Interpretive Summary: Female Culicoides sonorensis biting midges are vectors of viral agents such as epizootic hemorrhagic disease virus (EHDV) that cause illness and death in in wild and domesticated ruminants. When midges ingest viruses in the animal's blood, the virus enters the gut and infects those tissues, eventually disseminating to the rest of the body. Successful dissemination to the midge's salivary glands can result in transmission of the virus to the next host upon which the midge feeds. As the virus infects the various tissues within the midge's body, the midge responds by altering the expression (i.e. up and down regulation) of gene expression. Changes in gene expression can be captured by sequencing the expressed genes (e.g. messenger RNA) from midges (called a 'transcriptome'), and comparing those sequence counts across conditions in a process called RNAseq. The aims in this study were to identify key changes in female midge transcriptome profiles occurring during early infection with EHDV-2. Midges were fed either negative control bloodmeals or bloodmeals containing EHDV-2 and transcriptomes were acquired at 36 h after ingestion. The transcriptome consisted of of 18,467 assembled unigenes . Overall, there were 2,401 differentially expressed unigenes and ~60% were downregulated in response to virus (953 up; 1,448 down). In order to understand the effects of these changes in gene expression on the biology of the midge, a process called Gene Ontology enrichment along with KEGG pathway mapping, and other manual analyses were used to identify the effect of virus ingestion at both the gene and biological pathway levels. Downregulated unigenes were predominantly assigned to pathways related to cell/tissue structure and integrity (actin cytoskeleton, adherens junction, focal adhesion, hippo signaling), calcium signaling, eye morphogenesis and axon guidance. Unigenes attributed to sensory functions (especially vision), behavior, learning and memory were largely downregulated. These results suggest that viruses may be escaping the midge gut and disseminating to other tissues, including those of the nervous system, brain, eye and other sensory organs as soon as 36 h after ingestion. Upregulated unigenes included those coding for innate immune processes, olfaction and photoreceptor pigments. These results suggest that the midge mounts an immune response to virus infection and that other sensory functions may try to compensate for the loss of function due to the downregulated genes. The potential for EHDV-2 to modify the behavior of the midge (e.g. its vision and brain function) will be addressed in follow up studies.
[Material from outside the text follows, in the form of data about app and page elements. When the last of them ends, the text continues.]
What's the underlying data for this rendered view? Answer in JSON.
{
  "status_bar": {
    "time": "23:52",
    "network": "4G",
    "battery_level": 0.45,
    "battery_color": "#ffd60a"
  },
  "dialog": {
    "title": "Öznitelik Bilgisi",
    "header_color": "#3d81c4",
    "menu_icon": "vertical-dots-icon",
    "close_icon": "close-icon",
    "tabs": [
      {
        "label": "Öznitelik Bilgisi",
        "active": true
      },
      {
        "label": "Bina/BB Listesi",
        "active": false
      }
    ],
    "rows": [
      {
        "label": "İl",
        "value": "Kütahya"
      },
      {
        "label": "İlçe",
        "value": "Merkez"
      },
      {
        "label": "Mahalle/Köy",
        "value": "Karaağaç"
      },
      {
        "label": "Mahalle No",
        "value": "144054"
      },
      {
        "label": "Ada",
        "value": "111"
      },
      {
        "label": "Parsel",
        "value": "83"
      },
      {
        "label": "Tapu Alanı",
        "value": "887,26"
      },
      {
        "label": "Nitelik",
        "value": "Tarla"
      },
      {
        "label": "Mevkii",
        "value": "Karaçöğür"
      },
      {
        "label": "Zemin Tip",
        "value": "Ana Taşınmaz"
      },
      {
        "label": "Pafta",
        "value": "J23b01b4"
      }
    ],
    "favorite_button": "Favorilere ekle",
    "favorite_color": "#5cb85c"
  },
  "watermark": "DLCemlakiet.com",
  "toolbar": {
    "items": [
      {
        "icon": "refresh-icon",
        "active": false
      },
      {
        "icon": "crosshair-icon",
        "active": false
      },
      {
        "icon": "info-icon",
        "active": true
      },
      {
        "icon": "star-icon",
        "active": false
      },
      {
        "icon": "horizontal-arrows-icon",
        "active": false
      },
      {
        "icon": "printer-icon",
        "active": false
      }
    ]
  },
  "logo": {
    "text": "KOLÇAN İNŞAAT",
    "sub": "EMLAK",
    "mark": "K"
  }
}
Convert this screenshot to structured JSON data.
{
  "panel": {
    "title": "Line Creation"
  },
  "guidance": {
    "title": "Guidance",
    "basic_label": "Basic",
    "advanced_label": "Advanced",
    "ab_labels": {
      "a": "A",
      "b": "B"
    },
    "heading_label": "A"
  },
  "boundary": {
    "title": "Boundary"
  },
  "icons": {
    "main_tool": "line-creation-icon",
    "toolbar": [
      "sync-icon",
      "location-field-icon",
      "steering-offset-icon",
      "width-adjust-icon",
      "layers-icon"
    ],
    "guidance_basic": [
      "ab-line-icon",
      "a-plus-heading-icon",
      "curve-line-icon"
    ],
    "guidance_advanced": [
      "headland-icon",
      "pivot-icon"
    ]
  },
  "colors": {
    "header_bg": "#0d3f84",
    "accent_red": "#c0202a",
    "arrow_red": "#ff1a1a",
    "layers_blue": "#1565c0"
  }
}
Technical Abstract: Female Culicoides sonorensis biting midges are vectors of epizootic hemorrhagic disease virus (EHDV), which causes morbidity and mortality in wild and domesticated ruminants. The aims in this study were to identify key changes in female midge transcriptome profiles occurring during early infection with EHDV-2. Midges were fed either negative control bloodmeals or bloodmeals containing EHDV-2 and transcriptomes were acquired at 36 h through deep sequencing. Reads were de novo assembled into a transcriptome comprised of 18,467 unigenes. Overall, there were 2,401 differentially expressed unigenes and ~60% were downregulated in response to virus (953 up; 1,448 down). Downstream Gene Ontology enrichment, KEGG pathway mapping, and manual analyses were used to identify the effect of virus ingestion at both the gene and pathway levels. Downregulated unigenes were predominantly assigned to pathways related to cell/tissue structure and integrity (actin cytoskeleton, adherens junction, focal adhesion, hippo signaling), calcium signaling, eye morphogenesis and axon guidance. Unigenes attributed to sensory functions (especially vision), behavior, learning and memory were largely downregulated. Upregulated unigenes included those coding for innate immune processes, olfaction and photoreceptor pigments. Our results suggest that midges respond to disseminated infection as soon as 36 h post-ingestion, and that EHDV-2 may have a significant phenotypic effect on sensory and neural tissues.